Philip L. Smith1 and Roger Ratcliff2


1Department of Psychology, University of Melbourne, Victoria, 3010, Australia

2Department of Psychology, Ohio State University, 1885 Neil Avenue, Columbus, OH 43210, USA


Patterns of neural firing linked to eye movement decisions show that behavioral decisions are predicted by the differential firing rates of cells coding selected and nonselected stimulus alternatives. These results can be interpreted using models developed in mathematical psychology to model behavioral decisions. Current models assume that decisions are made by accumulating noisy stimulus information until sufficient information for a response is obtained. Here, the models, and the techniques used to test them against response-time distribution and accuracy data, are described. Such models provide a quantitative link between the time-course of behavioral decisions and the growth of stimulus information in neural firing data. The question of how two-alternative decisions are made is an important one for neuroscience and psychology alike because of the pivotal role played by decision making in translating perception and cognition into action. This translation brings encoded stimulus information into contact with the behavioral intention of the decision maker to produce a goal-directed act. Psychology has a long history of decision-making research that has resulted in detailed mathematical models of underlying processes [1,2] but only recently has it become possible to observe the neural correlates of these processes directly in awake behaving monkeys. To study processes involved in simple two-choice decisions, neuroscientists have used an analog of the two-choice response-time (RT) task from psychology, in which monkeys make saccadic eye movements to indicate their decisions about visual stimuli. Recordings from cells in premotor areas of the frontal lobe and the posterior parietal cortex have shown that the time-course of activity in these cells corresponds well with that of behavioral eye movement decisions [3–7]. This article describes how these developments are leading psychologists and neuroscientists to converge at a common view of the underlying mechanisms. As a result, it could soon be possible to explain behavioral data and single-cell firing data with the same class of mathematical models.

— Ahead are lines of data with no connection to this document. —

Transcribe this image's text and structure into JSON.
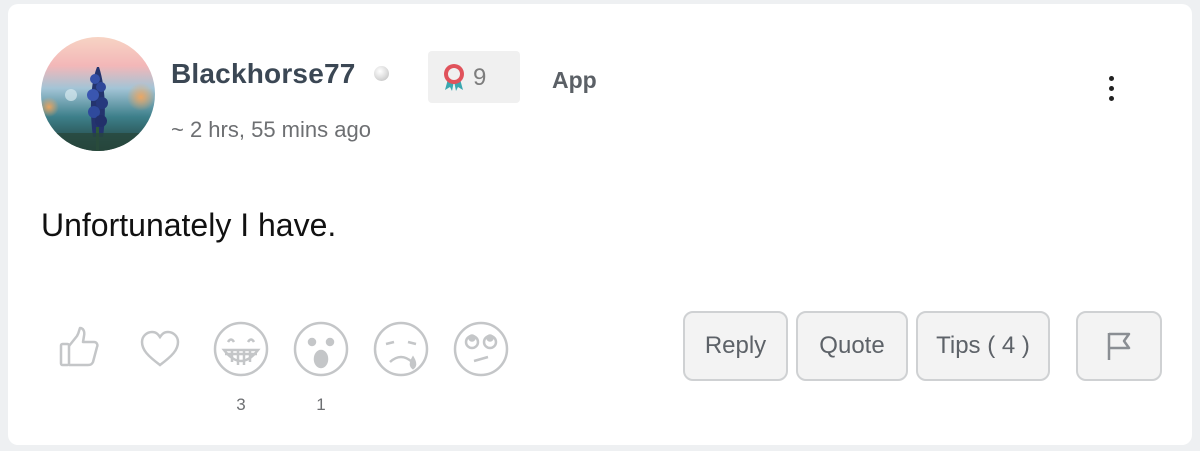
{
  "post": {
    "username": "Blackhorse77",
    "badge_count": "9",
    "source": "App",
    "timestamp": "~ 2 hrs, 55 mins ago",
    "body": "Unfortunately I have."
  },
  "reactions": {
    "grin_count": "3",
    "wow_count": "1"
  },
  "actions": {
    "reply": "Reply",
    "quote": "Quote",
    "tips": "Tips ( 4 )"
  },
  "icons": {
    "status": "online-status-dot",
    "badge": "award-ribbon-icon",
    "menu": "more-vertical-icon",
    "reactions": [
      "thumbs-up-icon",
      "heart-icon",
      "grin-icon",
      "surprised-icon",
      "sad-icon",
      "eye-roll-icon"
    ],
    "flag": "flag-icon"
  },
  "colors": {
    "accent": "#3b4754",
    "icon_gray": "#c4c6c8",
    "badge_red": "#e0525b",
    "badge_teal": "#3aa7b0"
  }
}
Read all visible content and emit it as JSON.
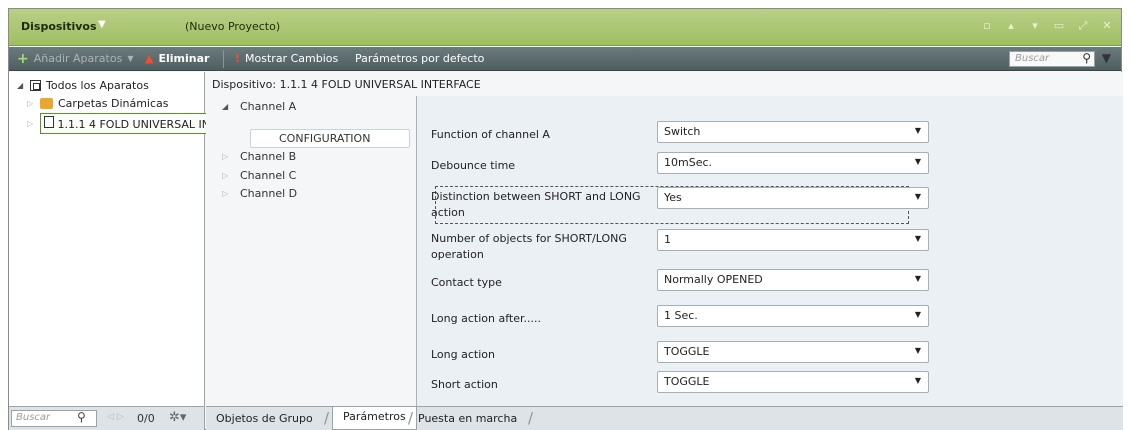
{
  "titlebar": {
    "title": "Dispositivos",
    "title_arrow": "▼",
    "project": "(Nuevo Proyecto)",
    "window_icons": [
      "▫",
      "▴",
      "▾",
      "▭",
      "⤢",
      "✕"
    ]
  },
  "toolbar": {
    "add_devices": "Añadir Aparatos",
    "add_devices_arrow": "▼",
    "delete": "Eliminar",
    "show_changes": "Mostrar Cambios",
    "default_params": "Parámetros por defecto",
    "search_placeholder": "Buscar"
  },
  "tree": {
    "root": "Todos los Aparatos",
    "dynamic_folders": "Carpetas Dinámicas",
    "device": "1.1.1  4 FOLD UNIVERSAL IN..."
  },
  "left_bottom": {
    "search_placeholder": "Buscar",
    "count": "0/0"
  },
  "device_header": "Dispositivo: 1.1.1  4 FOLD UNIVERSAL INTERFACE",
  "channels": {
    "channel_a": "Channel A",
    "configuration": "CONFIGURATION",
    "channel_b": "Channel B",
    "channel_c": "Channel C",
    "channel_d": "Channel D"
  },
  "params": [
    {
      "label": "Function of channel A",
      "value": "Switch"
    },
    {
      "label": "Debounce time",
      "value": "10mSec."
    },
    {
      "label": "Distinction between SHORT and LONG action",
      "value": "Yes"
    },
    {
      "label": "Number of objects for SHORT/LONG operation",
      "value": "1"
    },
    {
      "label": "Contact type",
      "value": "Normally OPENED"
    },
    {
      "label": "Long action after.....",
      "value": "1 Sec."
    },
    {
      "label": "Long action",
      "value": "TOGGLE"
    },
    {
      "label": "Short action",
      "value": "TOGGLE"
    }
  ],
  "bottom_tabs": {
    "group_objects": "Objetos de Grupo",
    "parameters": "Parámetros",
    "commissioning": "Puesta en marcha"
  },
  "colors": {
    "titlebar": "#9fbf63",
    "toolbar": "#5a696c",
    "params_bg": "#ebf0f4",
    "selection_border": "#5e8f2e"
  }
}
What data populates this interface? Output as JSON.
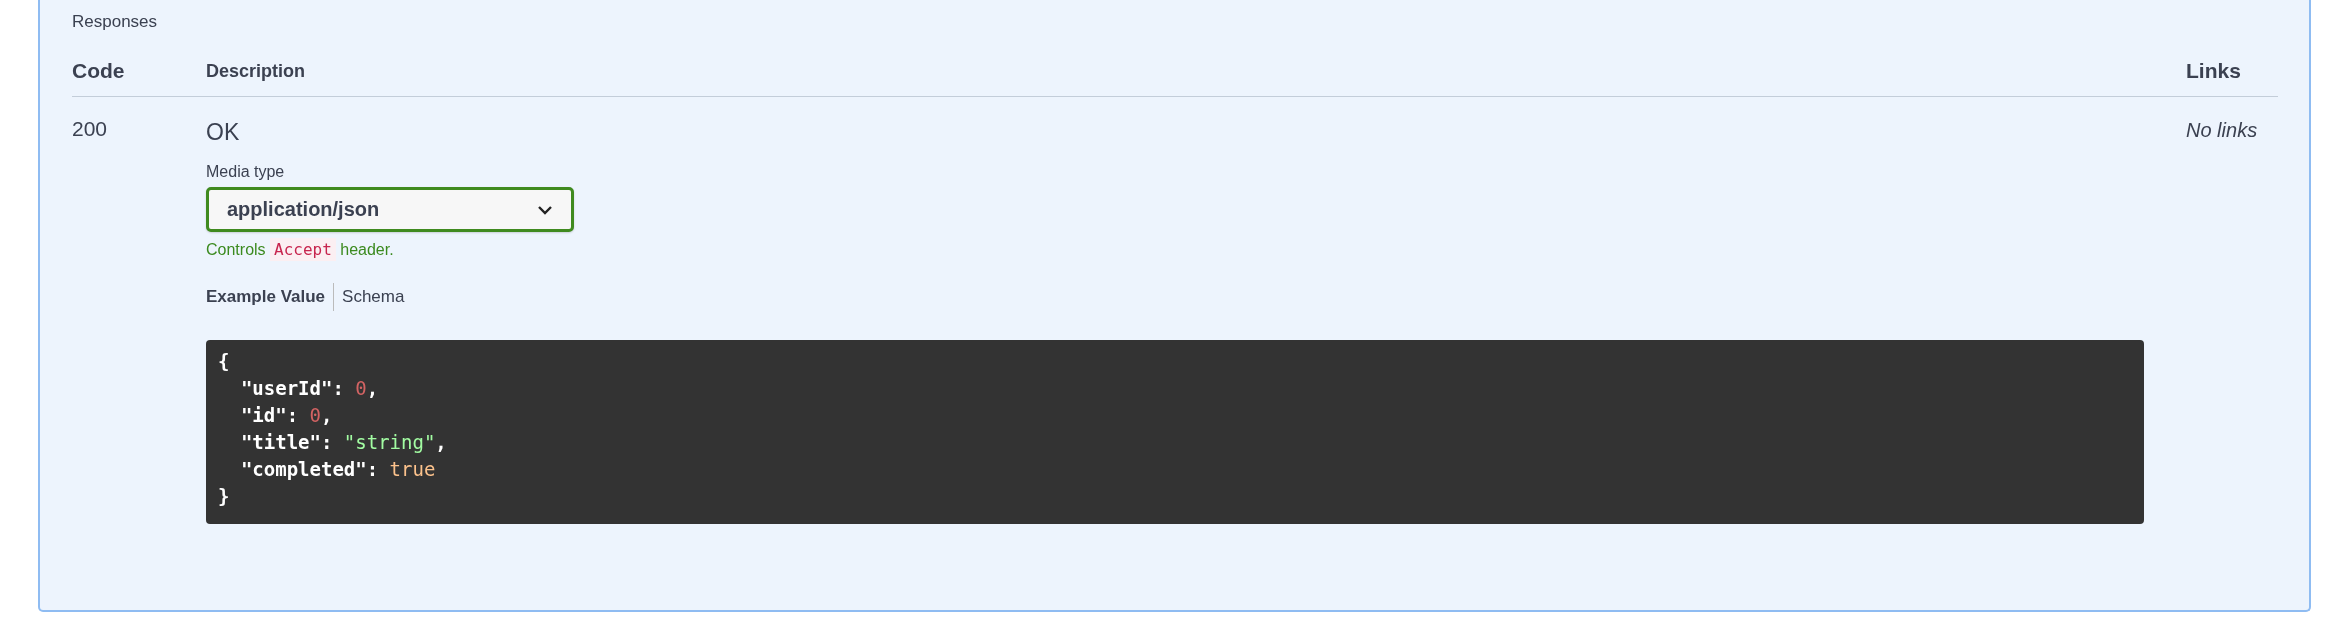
{
  "section_title": "Responses",
  "columns": [
    "Code",
    "Description",
    "Links"
  ],
  "responses": [
    {
      "code": "200",
      "description": "OK",
      "links": "No links",
      "media_type": {
        "label": "Media type",
        "value": "application/json"
      },
      "hint": {
        "before": "Controls",
        "code": "Accept",
        "after": "header."
      },
      "tabs": [
        {
          "label": "Example Value",
          "selected": true
        },
        {
          "label": "Schema",
          "selected": false
        }
      ],
      "example_lines": [
        [
          {
            "kind": "punct",
            "text": "{"
          }
        ],
        [
          {
            "kind": "key",
            "text": "  \"userId\""
          },
          {
            "kind": "punct",
            "text": ": "
          },
          {
            "kind": "number",
            "text": "0"
          },
          {
            "kind": "punct",
            "text": ","
          }
        ],
        [
          {
            "kind": "key",
            "text": "  \"id\""
          },
          {
            "kind": "punct",
            "text": ": "
          },
          {
            "kind": "number",
            "text": "0"
          },
          {
            "kind": "punct",
            "text": ","
          }
        ],
        [
          {
            "kind": "key",
            "text": "  \"title\""
          },
          {
            "kind": "punct",
            "text": ": "
          },
          {
            "kind": "string",
            "text": "\"string\""
          },
          {
            "kind": "punct",
            "text": ","
          }
        ],
        [
          {
            "kind": "key",
            "text": "  \"completed\""
          },
          {
            "kind": "punct",
            "text": ": "
          },
          {
            "kind": "boolean",
            "text": "true"
          }
        ],
        [
          {
            "kind": "punct",
            "text": "}"
          }
        ]
      ]
    }
  ]
}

Neural correlates of simple two-choice decisions

Neural activity linked to eye movement decisions has been recorded in several visual tasks (Figure 1) from oculomotor areas including the middle temporal area (MT), the lateral interparietal area (LIP) in extrastriate cortex [8], the frontal eye field (FEF) [9–11], and the superior colliculus (SC) [12–14]. These structures are part of the circuit that controls saccadic eye movements to behaviorally salient targets [3].

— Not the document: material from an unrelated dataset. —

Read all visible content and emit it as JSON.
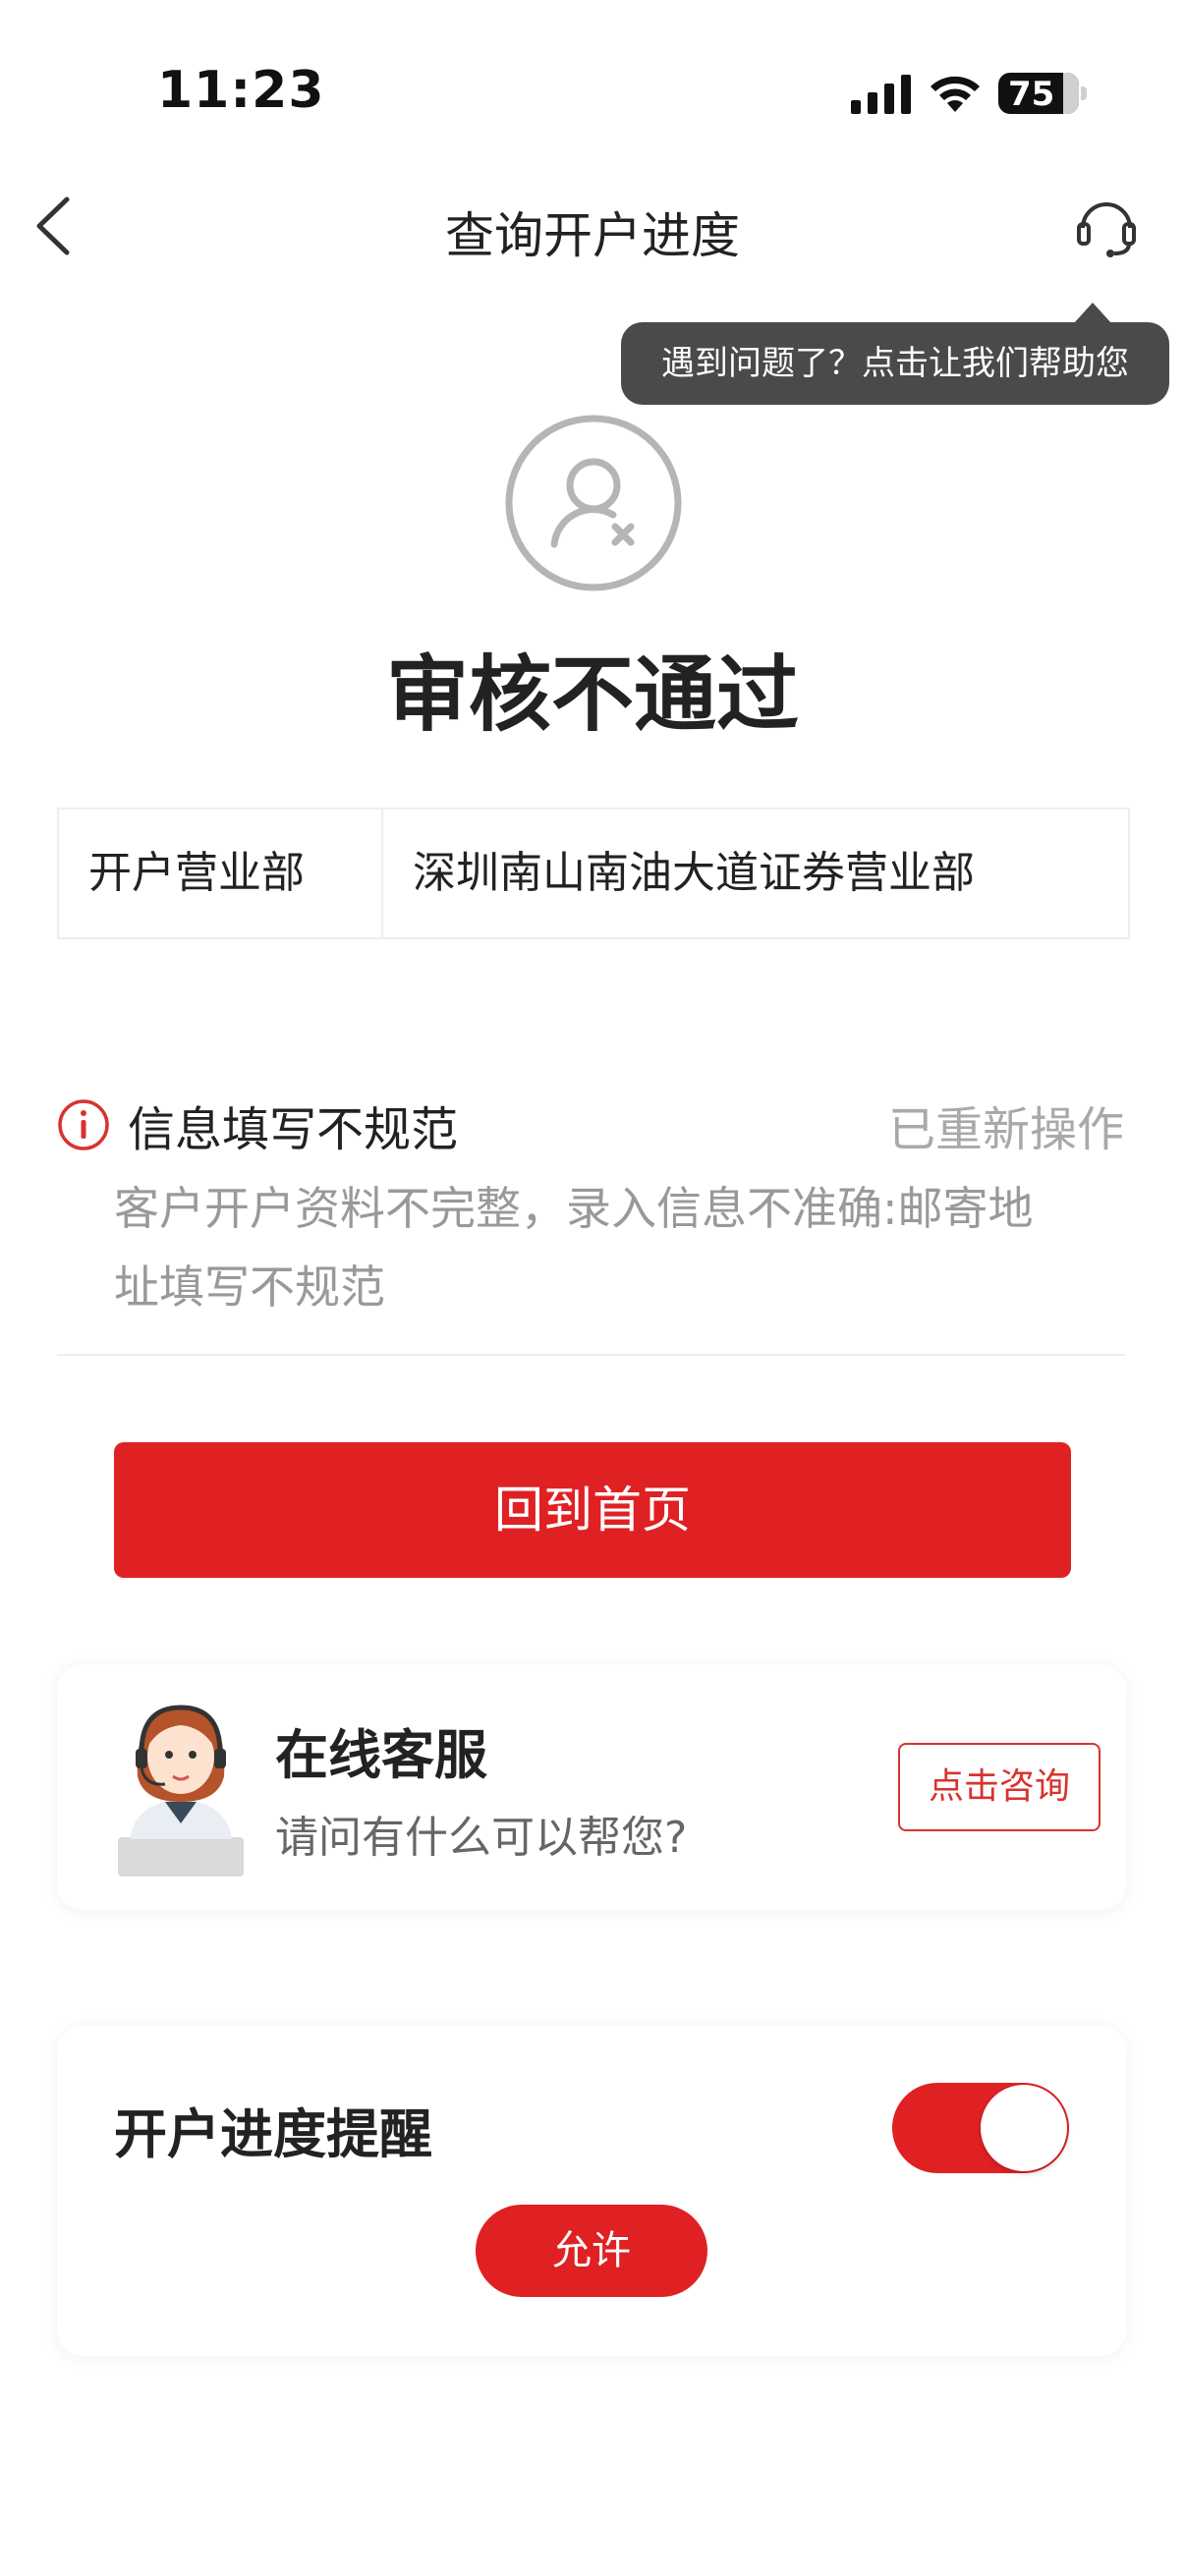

From neurons to sequential-sampling models

The picture that emerges from these findings is strikingly consistent with statistical decision models that have been developed during the past 40 years in mathematical psychology. Two broad classes of model have been developed that apply to different kinds of decisions. One class, of sequential-sampling models, applies to speeded decisions in perceptual and memory tasks [1,21]. These decisions are typically made within a second or so. A second class, based on economic concepts of expected utility, applies to complex decisions among differently valued alternatives [2]. Both have been linked to recent neurobiological findings but only the former is discussed here. The link between neurobiology and utility-based decision theories is discussed in Refs [7,22].